At a particularly teachable moment, we pulled the team together, and I asked whom it
hurt if they didn’t give their best effort in our 1 vs. 1 games?
In typical U-12 fashion, all responded that they were only hurting themselves if they
gave less than their best in practice. But through a guided group discussion, my
coaching partner and I led the girls to the realization that letting up on a lesser
opponent was not only hurting “themselves” but was robbing the opponent of a
significant teachable moment.
Following this discussion, the expectation was clear. Less than 100% effort in 1v1
training is unacceptable. Always demand the best of your opponent. They will be your
ally on Saturday. Challenge them to self-improvement. You do them no favors if you hold
back and are easy on them in the 1v1 games. Like Anson Dorrance, we successfully
took the “Me, Me, Me” of the 1vs.1 play and turned it into “We, We, We.” This was critical
to the success of our 1v1 training.
There were days when our particular emphasis was on:
• 1v1 either attacking or defending tactics
• Reinforcing lessons on shielding
• Not letting the opponent turn
• Getting goal-side, etc.
The reality is that all of these were continually reviewed by the very nature of 1vs. 1 play.
These things soon became second nature. In retrospect, one of the most critical
benefits was that we never had to spend any time working on our transition game.
The very nature of our intense 1v1 training conditioned our girls to immediately go after
the ball if they lost it. They collectively developed a very scrappy style of play. To our
opponents’ dismay, our girls never give up on the ball.
When technical weaknesses reared their ugly head, we imposed a condition in 1v1 play
that reinforced the targeted skill.
• First-touch, dribbling, and passing were sometimes the focus of our 1v1 games.
• Occasionally we varied the size of the grids to allow for services by a throw-in.
• Or a mandatory header as the return of service.
• Extra points were awarded if that header scored a goal.
• With U-12 girls, feints were a recurring focus.
• For months, we have had all the girls practicing Coerver moves with no opposition.
We were now observing our more advanced players begin to incorporate those moves
into our 1v1 games. That was our signal that as we move into next season, we need to
challenge every girl to start trying those moves in their 1v1 play. As coaches, we
verbally rewarded their fledgling attempts and early awkward successes, but the day
they scored their first goal with it, they knew they used a Coerver move correctly in
their hearts. At that moment, they owned the move. The 1v1 game became the teacher,
we, coaches, became the guides, and the 1v1 proved to be our most useful tool.
Quite simply put, Dewazien’s Method of Training is the most economical training I have
ever seen. Our team had been using it for three seasons. It took us from ice packs and

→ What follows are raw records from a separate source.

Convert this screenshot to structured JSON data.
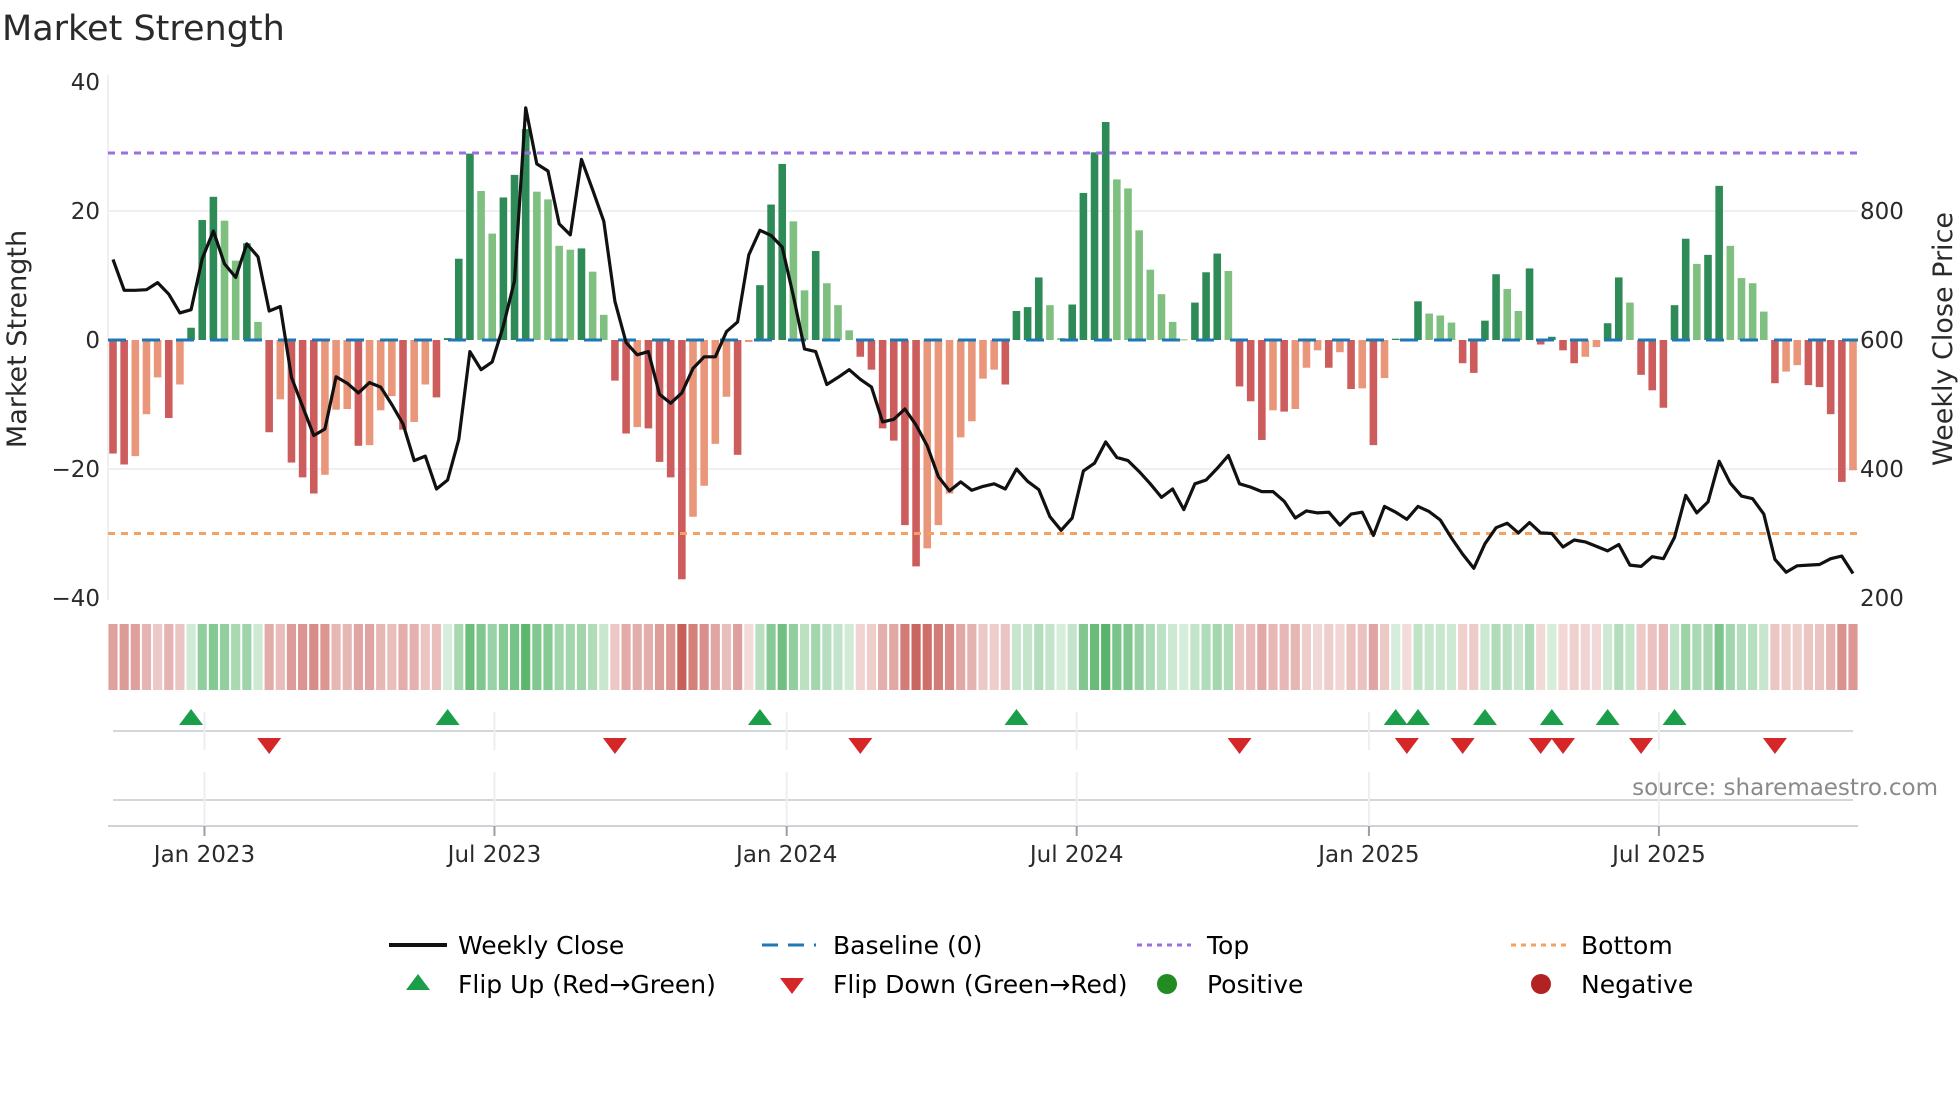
{
  "title": "Market Strength",
  "source": "source: sharemaestro.com",
  "colors": {
    "strong_green": "#2e8b57",
    "weak_green": "#7fbf7f",
    "strong_red": "#cd5c5c",
    "weak_red": "#e9967a",
    "baseline": "#1f77b4",
    "top": "#9b6fe0",
    "bottom": "#f4a261",
    "flip_up": "#1a9e4a",
    "flip_down": "#d62728",
    "positive": "#228b22",
    "negative": "#b22222",
    "heat_green": "#4caf60",
    "heat_red": "#c8605a",
    "line": "#111111"
  },
  "legend": [
    {
      "label": "Weekly Close",
      "icon": "solid-line"
    },
    {
      "label": "Baseline (0)",
      "icon": "dashed-line"
    },
    {
      "label": "Top",
      "icon": "dotted-purple-line"
    },
    {
      "label": "Bottom",
      "icon": "dotted-orange-line"
    },
    {
      "label": "Flip Up (Red→Green)",
      "icon": "triangle-up"
    },
    {
      "label": "Flip Down (Green→Red)",
      "icon": "triangle-down"
    },
    {
      "label": "Positive",
      "icon": "green-dot"
    },
    {
      "label": "Negative",
      "icon": "red-dot"
    }
  ],
  "chart_data": {
    "type": "bar",
    "title": "Market Strength",
    "ylabel": "Market Strength",
    "y2label": "Weekly Close Price",
    "ylim": [
      -40,
      40
    ],
    "y2lim": [
      200,
      1000
    ],
    "yticks": [
      -40,
      -20,
      0,
      20,
      40
    ],
    "y2ticks": [
      200,
      400,
      600,
      800
    ],
    "top_level": 29,
    "bottom_level": -30,
    "baseline": 0,
    "grid": true,
    "legend_position": "bottom",
    "x_unit": "week index",
    "xticks": [
      {
        "label": "Jan 2023",
        "week": 9.2
      },
      {
        "label": "Jul 2023",
        "week": 35.2
      },
      {
        "label": "Jan 2024",
        "week": 61.4
      },
      {
        "label": "Jul 2024",
        "week": 87.4
      },
      {
        "label": "Jan 2025",
        "week": 113.6
      },
      {
        "label": "Jul 2025",
        "week": 139.6
      }
    ],
    "series": [
      {
        "name": "Market Strength",
        "type": "bar",
        "values": [
          -17.6,
          -19.3,
          -18.0,
          -11.5,
          -5.8,
          -12.1,
          -6.9,
          1.9,
          18.6,
          22.2,
          18.5,
          12.3,
          15.0,
          2.8,
          -14.3,
          -9.2,
          -19.0,
          -21.3,
          -23.8,
          -20.9,
          -10.8,
          -10.7,
          -16.4,
          -16.3,
          -10.9,
          -8.7,
          -13.9,
          -12.7,
          -6.9,
          -8.9,
          0.3,
          12.6,
          28.9,
          23.1,
          16.5,
          22.1,
          25.6,
          32.7,
          23.0,
          21.8,
          14.6,
          14.0,
          14.2,
          10.6,
          3.9,
          -6.3,
          -14.5,
          -13.5,
          -13.7,
          -18.9,
          -21.3,
          -37.1,
          -27.4,
          -22.6,
          -16.1,
          -8.8,
          -17.8,
          -0.3,
          8.5,
          21.0,
          27.3,
          18.4,
          7.7,
          13.8,
          8.8,
          5.4,
          1.5,
          -2.6,
          -4.6,
          -13.7,
          -15.6,
          -28.7,
          -35.1,
          -32.3,
          -28.7,
          -23.8,
          -15.1,
          -12.6,
          -6.0,
          -4.6,
          -6.9,
          4.5,
          5.1,
          9.7,
          5.4,
          0.3,
          5.5,
          22.8,
          29.1,
          33.8,
          24.9,
          23.5,
          17.0,
          10.9,
          7.1,
          2.8,
          0.1,
          5.8,
          10.5,
          13.4,
          10.7,
          -7.2,
          -9.5,
          -15.5,
          -10.9,
          -11.1,
          -10.7,
          -4.3,
          -1.6,
          -4.3,
          -1.9,
          -7.6,
          -7.5,
          -16.3,
          -5.9,
          0.2,
          -0.2,
          6.0,
          4.1,
          3.8,
          2.7,
          -3.6,
          -5.1,
          3.0,
          10.2,
          7.9,
          4.5,
          11.1,
          -0.7,
          0.5,
          -1.6,
          -3.6,
          -2.6,
          -1.1,
          2.6,
          9.7,
          5.8,
          -5.4,
          -7.8,
          -10.5,
          5.4,
          15.7,
          11.8,
          13.2,
          23.9,
          14.6,
          9.6,
          8.8,
          4.4,
          -6.7,
          -4.9,
          -3.9,
          -7.0,
          -7.3,
          -11.5,
          -22.0,
          -20.2
        ]
      },
      {
        "name": "Weekly Close",
        "type": "line",
        "axis": "right",
        "values": [
          725,
          677,
          677,
          678,
          689,
          671,
          642,
          647,
          726,
          769,
          718,
          697,
          749,
          729,
          645,
          652,
          542,
          497,
          452,
          462,
          543,
          533,
          518,
          534,
          527,
          500,
          470,
          413,
          420,
          369,
          383,
          446,
          582,
          554,
          566,
          622,
          692,
          960,
          873,
          862,
          780,
          763,
          880,
          833,
          784,
          660,
          596,
          577,
          582,
          516,
          502,
          518,
          556,
          574,
          574,
          613,
          628,
          732,
          770,
          762,
          744,
          668,
          586,
          582,
          531,
          542,
          554,
          539,
          527,
          473,
          477,
          493,
          468,
          436,
          388,
          366,
          380,
          367,
          373,
          377,
          369,
          400,
          381,
          368,
          326,
          305,
          324,
          397,
          409,
          442,
          418,
          413,
          396,
          377,
          356,
          369,
          337,
          377,
          383,
          401,
          421,
          377,
          372,
          365,
          365,
          350,
          324,
          335,
          332,
          333,
          313,
          330,
          333,
          297,
          342,
          333,
          322,
          342,
          334,
          321,
          293,
          268,
          246,
          284,
          309,
          316,
          301,
          317,
          301,
          300,
          279,
          290,
          287,
          280,
          273,
          283,
          251,
          249,
          264,
          261,
          294,
          359,
          332,
          349,
          412,
          378,
          358,
          354,
          330,
          260,
          240,
          250,
          251,
          252,
          261,
          265,
          238
        ]
      }
    ],
    "flip_up_weeks": [
      8,
      31,
      59,
      82,
      116,
      118,
      124,
      130,
      135,
      141
    ],
    "flip_down_weeks": [
      15,
      46,
      68,
      102,
      117,
      122,
      129,
      131,
      138,
      150
    ]
  }
}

tears of frustration to a third-place finish at the Division II state tournament. Better yet,
when we asked our girls what they liked best about playing soccer, one-seventh grader
replied, “I like it that we played together — like a team.”
All that out of 1v1 REMARKABLE!
Linda Frasher Meigs,
Former STYSA Coaching Education Staff